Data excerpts

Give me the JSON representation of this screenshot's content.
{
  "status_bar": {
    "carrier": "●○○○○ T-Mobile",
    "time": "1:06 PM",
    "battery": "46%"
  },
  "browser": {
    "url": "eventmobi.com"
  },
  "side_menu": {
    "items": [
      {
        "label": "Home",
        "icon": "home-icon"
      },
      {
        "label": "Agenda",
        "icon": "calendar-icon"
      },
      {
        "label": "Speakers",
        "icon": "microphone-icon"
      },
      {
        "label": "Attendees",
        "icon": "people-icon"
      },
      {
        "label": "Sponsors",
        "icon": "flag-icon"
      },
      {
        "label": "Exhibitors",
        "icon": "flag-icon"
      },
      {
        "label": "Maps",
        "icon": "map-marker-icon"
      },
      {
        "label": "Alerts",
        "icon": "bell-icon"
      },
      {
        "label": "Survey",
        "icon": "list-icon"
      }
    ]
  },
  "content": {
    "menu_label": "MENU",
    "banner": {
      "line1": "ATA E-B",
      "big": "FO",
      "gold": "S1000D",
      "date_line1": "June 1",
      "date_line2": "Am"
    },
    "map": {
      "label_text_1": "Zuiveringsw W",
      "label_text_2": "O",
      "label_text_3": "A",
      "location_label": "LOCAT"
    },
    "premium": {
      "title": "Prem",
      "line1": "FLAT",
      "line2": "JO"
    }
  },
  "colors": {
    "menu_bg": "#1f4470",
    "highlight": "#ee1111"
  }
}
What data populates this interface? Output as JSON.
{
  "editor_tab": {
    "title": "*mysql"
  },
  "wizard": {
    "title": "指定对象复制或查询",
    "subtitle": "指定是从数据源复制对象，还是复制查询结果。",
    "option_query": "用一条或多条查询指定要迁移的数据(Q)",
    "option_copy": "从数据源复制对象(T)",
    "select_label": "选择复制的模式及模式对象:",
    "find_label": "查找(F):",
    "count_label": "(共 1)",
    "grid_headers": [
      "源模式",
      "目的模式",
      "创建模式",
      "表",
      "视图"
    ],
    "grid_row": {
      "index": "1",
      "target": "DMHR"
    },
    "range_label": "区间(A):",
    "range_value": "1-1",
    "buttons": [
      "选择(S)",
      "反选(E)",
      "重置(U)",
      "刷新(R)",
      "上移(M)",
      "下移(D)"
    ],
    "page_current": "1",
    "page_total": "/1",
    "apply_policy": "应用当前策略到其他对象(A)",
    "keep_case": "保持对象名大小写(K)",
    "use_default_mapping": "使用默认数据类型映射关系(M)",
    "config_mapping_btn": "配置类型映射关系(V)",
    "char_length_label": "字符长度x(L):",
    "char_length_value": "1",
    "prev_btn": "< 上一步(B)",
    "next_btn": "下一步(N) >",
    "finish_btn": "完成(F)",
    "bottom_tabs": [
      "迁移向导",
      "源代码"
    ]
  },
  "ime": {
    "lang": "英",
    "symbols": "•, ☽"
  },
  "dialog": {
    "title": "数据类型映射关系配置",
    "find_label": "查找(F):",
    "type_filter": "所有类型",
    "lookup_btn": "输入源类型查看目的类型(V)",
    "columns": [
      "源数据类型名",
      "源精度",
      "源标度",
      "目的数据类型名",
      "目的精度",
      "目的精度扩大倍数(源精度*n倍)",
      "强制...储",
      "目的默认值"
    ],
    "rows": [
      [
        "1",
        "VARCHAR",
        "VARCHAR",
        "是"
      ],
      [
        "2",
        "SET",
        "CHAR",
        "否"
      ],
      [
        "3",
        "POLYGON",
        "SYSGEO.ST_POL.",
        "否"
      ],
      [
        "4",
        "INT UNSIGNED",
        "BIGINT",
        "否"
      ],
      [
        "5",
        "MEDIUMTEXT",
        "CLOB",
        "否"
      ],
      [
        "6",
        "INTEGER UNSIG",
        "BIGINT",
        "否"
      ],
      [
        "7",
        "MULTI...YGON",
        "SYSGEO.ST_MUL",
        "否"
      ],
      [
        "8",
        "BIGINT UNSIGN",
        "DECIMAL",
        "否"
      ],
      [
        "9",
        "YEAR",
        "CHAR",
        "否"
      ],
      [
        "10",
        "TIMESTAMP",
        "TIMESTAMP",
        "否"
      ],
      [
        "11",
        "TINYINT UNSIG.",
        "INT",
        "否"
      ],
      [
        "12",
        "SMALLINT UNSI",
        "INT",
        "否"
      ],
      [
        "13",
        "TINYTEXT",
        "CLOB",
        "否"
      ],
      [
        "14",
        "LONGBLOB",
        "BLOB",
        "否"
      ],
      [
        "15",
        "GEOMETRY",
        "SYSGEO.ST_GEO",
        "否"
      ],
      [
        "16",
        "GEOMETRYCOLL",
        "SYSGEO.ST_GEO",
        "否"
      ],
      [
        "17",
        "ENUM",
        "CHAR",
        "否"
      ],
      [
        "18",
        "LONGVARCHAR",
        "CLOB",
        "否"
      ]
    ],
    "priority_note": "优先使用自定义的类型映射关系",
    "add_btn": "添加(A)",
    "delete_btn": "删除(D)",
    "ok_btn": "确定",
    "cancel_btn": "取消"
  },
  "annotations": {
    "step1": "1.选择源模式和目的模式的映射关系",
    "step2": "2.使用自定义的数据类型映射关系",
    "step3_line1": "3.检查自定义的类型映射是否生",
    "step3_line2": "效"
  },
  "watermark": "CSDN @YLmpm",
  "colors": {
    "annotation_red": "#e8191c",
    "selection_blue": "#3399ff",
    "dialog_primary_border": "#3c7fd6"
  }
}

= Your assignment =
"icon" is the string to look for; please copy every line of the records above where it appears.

= Expected answer =
        "icon": "home-icon"
        "icon": "calendar-icon"
        "icon": "microphone-icon"
        "icon": "people-icon"
        "icon": "flag-icon"
        "icon": "flag-icon"
        "icon": "map-marker-icon"
        "icon": "bell-icon"
        "icon": "list-icon"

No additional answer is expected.